July is Disability Pride Month, and this week marked the 30th anniversary of the Americans with Disabilities Act.
Throughout this month, I have found myself continuing to grieve the loss of Stacey Park Milbern whose tireless advocacy and love of community was fully lived and embodied in her experience as a queer, disabled, woman of color.
Even though I didn’t know her very long, I am reflecting on the ways that she has influenced me, both as a person and as a pastor. Having her as part of the Bethel Community family, even for a short period of time, has pushed me to examine how to make our church more accessible for all people. And in this moment of a global pandemic and a new racial uprising, I am also learning more about the ways that conversations about race, equity, and justice must always include the realities that exist at the intersections of race and disability.
So I am reflecting on stats, such as approximately 1 in 4 Black Americans have a disability, or that at least 1/3 of incarcerated persons in federal prisons have disabilities, and more than a third of individuals who are killed by police have a disability . In this time of a pandemic, I am reflecting on the ways that not only are Black, Indigenous, and Latinx communities more vulnerable to sickness and death due to Covid-19, but also that BIPOC communities with disabilities are even more susceptible to discriminatory treatment, due to their impairments.
I have often found myself wondering what Stacey would be saying and doing in these times, missing her presence and her voice. So this past week, I spent a bit of time sitting at the feet of Stacey, reading and viewing some of the pieces in the #WhatStaceyTaughtUs syllabus.
Here are just a few quotes from Stacey that have spoken to me in the last week:
- “I really like separating out impairment from disability…So impairment as physical or neurological manifestation. Like what’s real. I have a physical impairment. And disability is what society creates as a barrier because of impairment. When I am in a place where my access needs are being met, then my impairment isn’t so significant.”
- “When we focus on a person’s individual impairment or diagnoses… it kinda like lets society off the hook. It makes all the focus on that individual circumstance when really ableism, exclusion, and violence happen because of systems of oppression.”
- “I think people with disabilities are used to the world not being accessible and having to make things work out of nothing. You know, the world literally isn’t made to house us, it feels like sometimes. So we get to be really creative problem solvers and I think aren’t constrained to boxes, can kinda see pictures that other people can’t see.”

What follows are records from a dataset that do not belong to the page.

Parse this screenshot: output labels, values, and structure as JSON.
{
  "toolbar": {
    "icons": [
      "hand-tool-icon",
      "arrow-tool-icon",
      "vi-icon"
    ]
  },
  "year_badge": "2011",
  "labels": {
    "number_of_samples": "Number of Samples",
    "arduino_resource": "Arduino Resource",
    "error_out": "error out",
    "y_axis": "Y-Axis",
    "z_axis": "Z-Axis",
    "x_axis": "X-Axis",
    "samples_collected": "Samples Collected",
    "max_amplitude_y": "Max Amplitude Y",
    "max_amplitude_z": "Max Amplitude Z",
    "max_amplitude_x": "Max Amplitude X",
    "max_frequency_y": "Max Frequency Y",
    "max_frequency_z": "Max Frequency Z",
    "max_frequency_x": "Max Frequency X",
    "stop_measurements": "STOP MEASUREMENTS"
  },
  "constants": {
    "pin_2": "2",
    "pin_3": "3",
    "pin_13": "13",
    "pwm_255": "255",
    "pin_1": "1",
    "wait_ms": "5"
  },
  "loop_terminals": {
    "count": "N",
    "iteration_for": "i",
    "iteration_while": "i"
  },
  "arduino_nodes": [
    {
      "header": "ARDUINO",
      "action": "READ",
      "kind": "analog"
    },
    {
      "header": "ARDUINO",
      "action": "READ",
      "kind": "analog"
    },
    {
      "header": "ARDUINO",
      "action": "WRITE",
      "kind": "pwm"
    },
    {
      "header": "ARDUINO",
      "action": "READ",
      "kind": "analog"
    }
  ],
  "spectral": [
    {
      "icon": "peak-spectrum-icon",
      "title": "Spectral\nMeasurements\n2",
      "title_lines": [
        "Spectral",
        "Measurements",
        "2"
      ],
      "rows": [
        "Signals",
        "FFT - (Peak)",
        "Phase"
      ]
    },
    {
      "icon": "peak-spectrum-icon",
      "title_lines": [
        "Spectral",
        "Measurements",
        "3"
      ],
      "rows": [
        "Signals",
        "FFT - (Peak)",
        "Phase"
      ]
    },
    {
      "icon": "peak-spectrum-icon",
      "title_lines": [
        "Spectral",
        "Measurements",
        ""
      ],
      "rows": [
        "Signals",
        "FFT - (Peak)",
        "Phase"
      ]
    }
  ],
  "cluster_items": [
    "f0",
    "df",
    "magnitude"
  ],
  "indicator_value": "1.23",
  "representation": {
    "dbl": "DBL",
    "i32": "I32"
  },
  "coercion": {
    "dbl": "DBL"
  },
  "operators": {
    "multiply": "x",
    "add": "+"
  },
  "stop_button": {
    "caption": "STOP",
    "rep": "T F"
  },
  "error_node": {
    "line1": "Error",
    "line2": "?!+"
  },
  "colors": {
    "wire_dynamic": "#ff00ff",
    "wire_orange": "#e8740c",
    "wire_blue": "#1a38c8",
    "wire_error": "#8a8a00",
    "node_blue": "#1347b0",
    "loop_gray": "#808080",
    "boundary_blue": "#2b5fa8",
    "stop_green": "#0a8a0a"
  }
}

- “I would want people with disabilities twenty years from now to not think that they’re broken. You know, not think that there is anything spiritually or physically or emotionally wrong with them, you know. And not just people with disabilities but queer people, gender non conforming folks, and people of color. And all of the people I think that society really pushes down and out. And just to know that we are so powerful.”
- “The disability community has a longstanding distrust of the medical system, yet we have to navigate it every day, especially Black, Indigenous, and people of color whose pain is not taken seriously, is not believed, and historically have experienced resource and healthcare deprivation. It is well documented that Black people in the United States experience more illness, worse health care outcomes, and premature death, compared to white people. Doctors take an oath to treat all patients equally, yet we know this is not the case. This is why there has to be checks and balances on hospitals and nursing homes.”
- “I think about crip ancestorship often. It is tied to crip eldership for me, a related but different topic. So many disabled people live short lives, largely because of social determinants of health like lack of healthcare, housing, clean air and water, or having basic needs met. Other times the short lives are merely one truth of our bodyminds, like the neuromuscular conditions Harriet, Laura and I have. I do not know a lot about spirituality or what happens when we die, but my crip queer Korean life makes me believe that our earthly bodyminds is but a fraction, and not considering our ancestors is electing only to see a glimpse of who we are. People sometimes assume ancestorship is reserved for those of biological relation, but a queered or cripped understanding of ancestorship holds that, such as in flesh, our deepest relationships are with people we choose to be connected to and honor day after day.”
- “There is no reason for us to feel shame for who we are. We were born into this world exactly as we are. We are who we were meant to be. That doesn’t mean we can’t grow and change and be better. Grow. Change. Be better. But also know you are a beautiful human being who deserves love and tenderness and care as you are. You do. We do. We deserve to have our boundaries listened to. We deserve respect. We deserve dignity. We deserve to have our humanity seen. We deserve an opportunity to contribute to society. We deserve the ability to make mistakes…..
We are not the only ones who deserve all of these things. Every living being on this planet does. Your experiences of ableism and with disability can give you a greater ability to understand the pain of the world if you let it. As so many people have demonstrated, when you are a free person, you have an obligation to help other people get free. It’s our responsibility to make this world more just and loving, to fight for people to have all the things they deserve as people have fought for us. We get much further in all our endeavors when we lift up our people as we work. This is very different than the message mainstream society tells us to focus on our own immediate needs. This is very different from the message we hear that disabled people have nothing to offer.”
Rest in power, Stacey.
We continue to remember you.
I hope we continue to honor you and your legacy- in the lives we live, the communities we build, and the justice that we seek.